One of the biggest hurdles that people face as they try to get their money in order is the lack of basic knowledge of various financial topics, from saving to investing. Thus, many people, believing that they don’t have enough information to handle their money effectively, turn to professionals. While consulting with professionals can help ensure that you are making the right moves, you can easily acquire the basics of personal finance and begin improving your situation on your own. One of the best ways to get started is to pick up a book or, better yet, several books about personal finance.
By looking through a handful of books, you can get a better idea of how professionals approach personal finance and discover the strategies that resonate with you the most. After purchasing a book, it is often helpful to flip through the chapters to get a sense of where you might want to dedicate your time rather than reading it from cover to cover.
It is important to choose the right titles. Before making a purchase, you should consider your individual situation and what you need most from a book. Borrowing a stack of books from the library can be a great, inexpensive way to figure this out before investing in a specific title.
The following are a handful of suggestions for great books to start with, but the list is far from exhaustive:
The Little Book of Common Sense Investing by John Bogle
The founder of Vanguard Group, Bogle is largely credited for bringing index funds to the general public.

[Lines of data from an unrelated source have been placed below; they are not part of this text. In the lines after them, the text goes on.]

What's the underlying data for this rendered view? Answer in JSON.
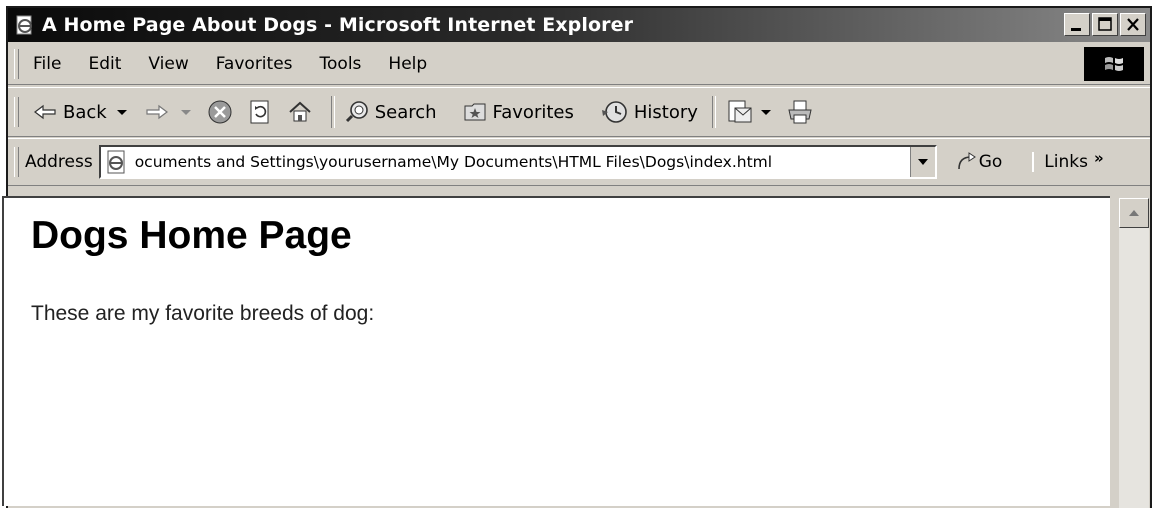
{
  "window": {
    "title": "A Home Page About Dogs - Microsoft Internet Explorer"
  },
  "menu": {
    "items": [
      "File",
      "Edit",
      "View",
      "Favorites",
      "Tools",
      "Help"
    ]
  },
  "toolbar": {
    "back_label": "Back",
    "search_label": "Search",
    "favorites_label": "Favorites",
    "history_label": "History"
  },
  "address": {
    "label": "Address",
    "value": "ocuments and Settings\\yourusername\\My Documents\\HTML Files\\Dogs\\index.html",
    "go_label": "Go",
    "links_label": "Links",
    "links_chevron": "»"
  },
  "page": {
    "heading": "Dogs Home Page",
    "paragraph": "These are my favorite breeds of dog:"
  },
  "icons": [
    "ie-page-icon",
    "minimize-icon",
    "maximize-icon",
    "close-icon",
    "windows-logo-icon",
    "back-arrow-icon",
    "forward-arrow-icon",
    "stop-icon",
    "refresh-icon",
    "home-icon",
    "search-icon",
    "favorites-icon",
    "history-icon",
    "mail-icon",
    "print-icon",
    "go-arrow-icon",
    "scroll-up-icon"
  ]
}
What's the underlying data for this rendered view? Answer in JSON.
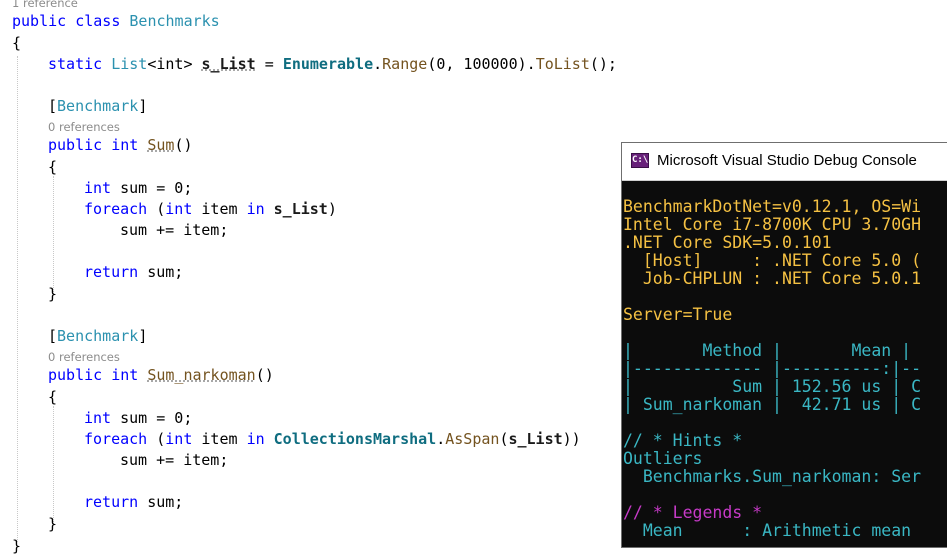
{
  "editor": {
    "lens_class": "1 reference",
    "lens_method1": "0 references",
    "lens_method2": "0 references",
    "class_line": {
      "kw_public": "public",
      "kw_class": "class",
      "name": "Benchmarks"
    },
    "brace_open": "{",
    "brace_close": "}",
    "field_line": {
      "kw_static": "static",
      "type_list": "List",
      "generic": "<int>",
      "field": "s_List",
      "eq": " = ",
      "enumerable": "Enumerable",
      "dot1": ".",
      "range": "Range",
      "args": "(0, 100000).",
      "tolist": "ToList",
      "end": "();"
    },
    "attr1": {
      "open": "[",
      "name": "Benchmark",
      "close": "]"
    },
    "attr2": {
      "open": "[",
      "name": "Benchmark",
      "close": "]"
    },
    "sum_sig": {
      "kw_public": "public",
      "kw_int": "int",
      "name": "Sum",
      "parens": "()"
    },
    "sum_decl": {
      "kw_int": "int",
      "rest": " sum = 0;"
    },
    "sum_foreach": {
      "kw_foreach": "foreach",
      "paren": " (",
      "kw_int": "int",
      "item": " item ",
      "kw_in": "in",
      "field": "s_List",
      "end": ")"
    },
    "sum_accum": "sum += item;",
    "sum_return": {
      "kw_return": "return",
      "rest": " sum;"
    },
    "nark_sig": {
      "kw_public": "public",
      "kw_int": "int",
      "name": "Sum_narkoman",
      "parens": "()"
    },
    "nark_decl": {
      "kw_int": "int",
      "rest": " sum = 0;"
    },
    "nark_foreach": {
      "kw_foreach": "foreach",
      "paren": " (",
      "kw_int": "int",
      "item": " item ",
      "kw_in": "in",
      "cm": "CollectionsMarshal",
      "dot": ".",
      "asspan": "AsSpan",
      "open": "(",
      "field": "s_List",
      "end": "))"
    },
    "nark_accum": "sum += item;",
    "nark_return": {
      "kw_return": "return",
      "rest": " sum;"
    }
  },
  "console": {
    "title": "Microsoft Visual Studio Debug Console",
    "icon_label": "C:\\",
    "lines": {
      "l1": "BenchmarkDotNet=v0.12.1, OS=Wi",
      "l2": "Intel Core i7-8700K CPU 3.70GH",
      "l3": ".NET Core SDK=5.0.101",
      "l4": "  [Host]     : .NET Core 5.0 (",
      "l5": "  Job-CHPLUN : .NET Core 5.0.1",
      "l6": "Server=True",
      "t1": "|       Method |       Mean |",
      "t2": "|------------- |----------:|--",
      "t3": "|          Sum | 152.56 us | C",
      "t4": "| Sum_narkoman |  42.71 us | C",
      "h1": "// * Hints *",
      "h2": "Outliers",
      "h3": "  Benchmarks.Sum_narkoman: Ser",
      "g1": "// * Legends *",
      "g2": "  Mean      : Arithmetic mean"
    }
  },
  "colors": {
    "keyword": "#0000ff",
    "type": "#2b91af",
    "method": "#74531f",
    "console_bg": "#0c0c0c",
    "console_yellow": "#f5c143",
    "console_cyan": "#3ab7c4",
    "console_magenta": "#c63ac7"
  },
  "icons": {
    "console": "vs-console-icon"
  }
}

Index funds remain one of the best options for new investors due to their accessibility and low costs, and those who want to get started in investments will find a lot of valuable information here. In the text, Bogle breaks down complex ideas in digestible morsels and provides advice that is straight to the point. The book is short, but it still covers a lot of information.
Risk Less and Prosper by Zvi Bodie and Rachelle Taqqu
People who have particular financial goals will enjoy this book, which focuses on creating a concrete plan with small, achievable steps to reach your goal. The book can help you define your goals and understand that they are truly achievable with a bit of planning. Bodie teaches management at Boston University and largely advocates a low-risk approach to investing that uses inflation-indexed government bonds to generate income. Stocks are scary for many novice investors, and Bodie does a great job of exploring the alternatives, as well as presenting the advantages and drawbacks of each option.
A Random Walk Down Wall Street by Burton Malkiel
One of the classic investing texts, A Random Walk Down Wall Street is now in its 10th edition. Malkiel, a Princeton University economist, starts with an exploration of how various markets work. The book emphasizes understanding important concepts like life-cycle investing and bubbles as a foundation for making the best financial decisions. If you have anxiety about investing, you will likely appreciate the honest, and often skeptical, tone of the book.
Rich Dad, Poor Dad by Robert Kiyosaki
This book remains one of the world’s most recommended financial books because it focuses not just on personal finances, but also on how our money management habits influence our children. Kiyosaki offers practical advice on taking control of your finances by looking at common money decisions and how they define different types of people. Throughout the book, the author emphasizes that parents’ financial decisions teach children how to manage their own money. The book challenges parents to set a healthy example for their kids and in doing so take control of their own financial future.
Think and Grow Rich by Napoleon Hill
Many people may overlook Think and Grow Rich because of its age, but it is still a popular read for many reasons. Hill wrote the book following the Great Depression, when Andrew Carnegie, then the richest man alive, hired him to interview more than 500 successful people, including Alexander Graham Bell, Henry Ford, Thomas Edison, and John D. Rockefeller. The book culminates in 13 steps to success that still resonate with modern readers and have a number of financial lessons to teach. Some people may find this book more accessible than a standard finance text because it is based on the stories of well-known figures.
The Money Book for the Young, Fabulous, and Broke by Suze Orman
Intended for recent college graduates, this book has some important lessons for people of all ages. While the book is written for those with minimal financial literacy, Orman lays out a great guide for how to set and meet financial goals. The Money Book outlines the basics of what you need to know about markets, buying a home, and dealing with credit. People of all ages can benefit from the book’s skillful breakdown and important pointers on saving and investing money.